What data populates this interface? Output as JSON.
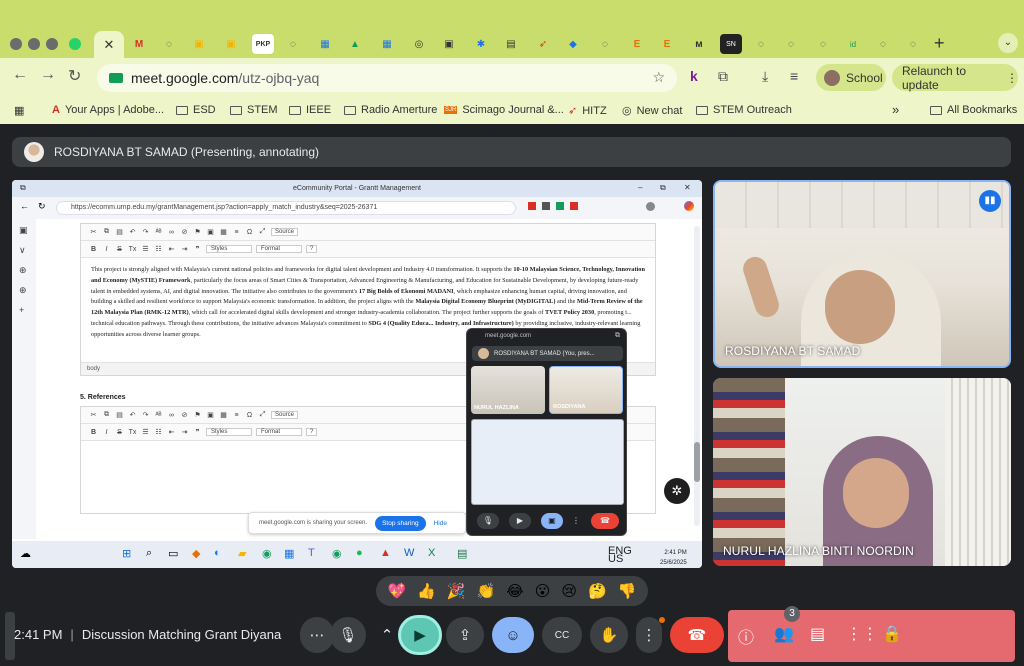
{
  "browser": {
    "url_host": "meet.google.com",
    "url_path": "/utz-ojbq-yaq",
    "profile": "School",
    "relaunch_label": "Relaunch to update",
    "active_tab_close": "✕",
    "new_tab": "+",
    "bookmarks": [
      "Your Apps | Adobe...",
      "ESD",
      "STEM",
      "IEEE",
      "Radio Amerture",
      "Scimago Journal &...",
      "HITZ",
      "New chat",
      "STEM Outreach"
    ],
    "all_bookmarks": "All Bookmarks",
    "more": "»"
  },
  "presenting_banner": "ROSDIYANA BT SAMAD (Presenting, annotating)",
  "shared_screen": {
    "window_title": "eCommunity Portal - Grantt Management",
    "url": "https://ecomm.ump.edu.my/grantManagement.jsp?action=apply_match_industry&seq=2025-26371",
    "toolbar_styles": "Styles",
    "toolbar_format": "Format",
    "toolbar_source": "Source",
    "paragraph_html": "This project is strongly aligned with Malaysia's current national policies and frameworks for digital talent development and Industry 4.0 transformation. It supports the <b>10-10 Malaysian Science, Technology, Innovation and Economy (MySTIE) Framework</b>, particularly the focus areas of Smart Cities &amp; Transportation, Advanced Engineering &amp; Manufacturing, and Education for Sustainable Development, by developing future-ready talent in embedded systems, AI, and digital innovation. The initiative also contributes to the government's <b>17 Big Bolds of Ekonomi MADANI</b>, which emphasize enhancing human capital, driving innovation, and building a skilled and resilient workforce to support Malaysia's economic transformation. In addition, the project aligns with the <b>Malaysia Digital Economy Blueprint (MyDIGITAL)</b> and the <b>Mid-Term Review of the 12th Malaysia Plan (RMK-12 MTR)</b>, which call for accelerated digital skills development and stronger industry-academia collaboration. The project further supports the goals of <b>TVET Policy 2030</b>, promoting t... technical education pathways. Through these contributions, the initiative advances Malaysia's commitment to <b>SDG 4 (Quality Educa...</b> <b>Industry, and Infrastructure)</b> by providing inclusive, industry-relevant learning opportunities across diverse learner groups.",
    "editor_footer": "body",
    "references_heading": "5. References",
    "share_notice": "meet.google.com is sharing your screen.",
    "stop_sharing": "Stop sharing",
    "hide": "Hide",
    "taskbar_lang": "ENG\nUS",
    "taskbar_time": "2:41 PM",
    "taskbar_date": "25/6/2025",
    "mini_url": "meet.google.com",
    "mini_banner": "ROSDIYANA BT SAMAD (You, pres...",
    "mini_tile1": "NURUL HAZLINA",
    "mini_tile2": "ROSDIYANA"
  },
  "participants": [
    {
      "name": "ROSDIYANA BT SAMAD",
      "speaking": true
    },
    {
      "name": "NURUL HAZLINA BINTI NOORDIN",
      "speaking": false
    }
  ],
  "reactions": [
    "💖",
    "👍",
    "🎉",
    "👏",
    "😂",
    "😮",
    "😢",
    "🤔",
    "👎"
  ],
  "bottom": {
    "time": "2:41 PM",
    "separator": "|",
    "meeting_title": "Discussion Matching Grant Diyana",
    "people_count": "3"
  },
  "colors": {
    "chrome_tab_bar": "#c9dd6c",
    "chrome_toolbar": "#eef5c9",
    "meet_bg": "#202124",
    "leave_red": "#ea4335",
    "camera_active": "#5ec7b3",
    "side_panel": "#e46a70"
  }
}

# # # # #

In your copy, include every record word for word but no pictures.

Expected answer ::
What data populates this interface? Output as JSON.
{
  "browser": {
    "url_host": "meet.google.com",
    "url_path": "/utz-ojbq-yaq",
    "profile": "School",
    "relaunch_label": "Relaunch to update",
    "active_tab_close": "✕",
    "new_tab": "+",
    "bookmarks": [
      "Your Apps | Adobe...",
      "ESD",
      "STEM",
      "IEEE",
      "Radio Amerture",
      "Scimago Journal &...",
      "HITZ",
      "New chat",
      "STEM Outreach"
    ],
    "all_bookmarks": "All Bookmarks",
    "more": "»"
  },
  "presenting_banner": "ROSDIYANA BT SAMAD (Presenting, annotating)",
  "shared_screen": {
    "window_title": "eCommunity Portal - Grantt Management",
    "url": "https://ecomm.ump.edu.my/grantManagement.jsp?action=apply_match_industry&seq=2025-26371",
    "toolbar_styles": "Styles",
    "toolbar_format": "Format",
    "toolbar_source": "Source",
    "paragraph_html": "This project is strongly aligned with Malaysia's current national policies and frameworks for digital talent development and Industry 4.0 transformation. It supports the <b>10-10 Malaysian Science, Technology, Innovation and Economy (MySTIE) Framework</b>, particularly the focus areas of Smart Cities &amp; Transportation, Advanced Engineering &amp; Manufacturing, and Education for Sustainable Development, by developing future-ready talent in embedded systems, AI, and digital innovation. The initiative also contributes to the government's <b>17 Big Bolds of Ekonomi MADANI</b>, which emphasize enhancing human capital, driving innovation, and building a skilled and resilient workforce to support Malaysia's economic transformation. In addition, the project aligns with the <b>Malaysia Digital Economy Blueprint (MyDIGITAL)</b> and the <b>Mid-Term Review of the 12th Malaysia Plan (RMK-12 MTR)</b>, which call for accelerated digital skills development and stronger industry-academia collaboration. The project further supports the goals of <b>TVET Policy 2030</b>, promoting t... technical education pathways. Through these contributions, the initiative advances Malaysia's commitment to <b>SDG 4 (Quality Educa...</b> <b>Industry, and Infrastructure)</b> by providing inclusive, industry-relevant learning opportunities across diverse learner groups.",
    "editor_footer": "body",
    "references_heading": "5. References",
    "share_notice": "meet.google.com is sharing your screen.",
    "stop_sharing": "Stop sharing",
    "hide": "Hide",
    "taskbar_lang": "ENG\nUS",
    "taskbar_time": "2:41 PM",
    "taskbar_date": "25/6/2025",
    "mini_url": "meet.google.com",
    "mini_banner": "ROSDIYANA BT SAMAD (You, pres...",
    "mini_tile1": "NURUL HAZLINA",
    "mini_tile2": "ROSDIYANA"
  },
  "participants": [
    {
      "name": "ROSDIYANA BT SAMAD",
      "speaking": true
    },
    {
      "name": "NURUL HAZLINA BINTI NOORDIN",
      "speaking": false
    }
  ],
  "reactions": [
    "💖",
    "👍",
    "🎉",
    "👏",
    "😂",
    "😮",
    "😢",
    "🤔",
    "👎"
  ],
  "bottom": {
    "time": "2:41 PM",
    "separator": "|",
    "meeting_title": "Discussion Matching Grant Diyana",
    "people_count": "3"
  },
  "colors": {
    "chrome_tab_bar": "#c9dd6c",
    "chrome_toolbar": "#eef5c9",
    "meet_bg": "#202124",
    "leave_red": "#ea4335",
    "camera_active": "#5ec7b3",
    "side_panel": "#e46a70"
  }
}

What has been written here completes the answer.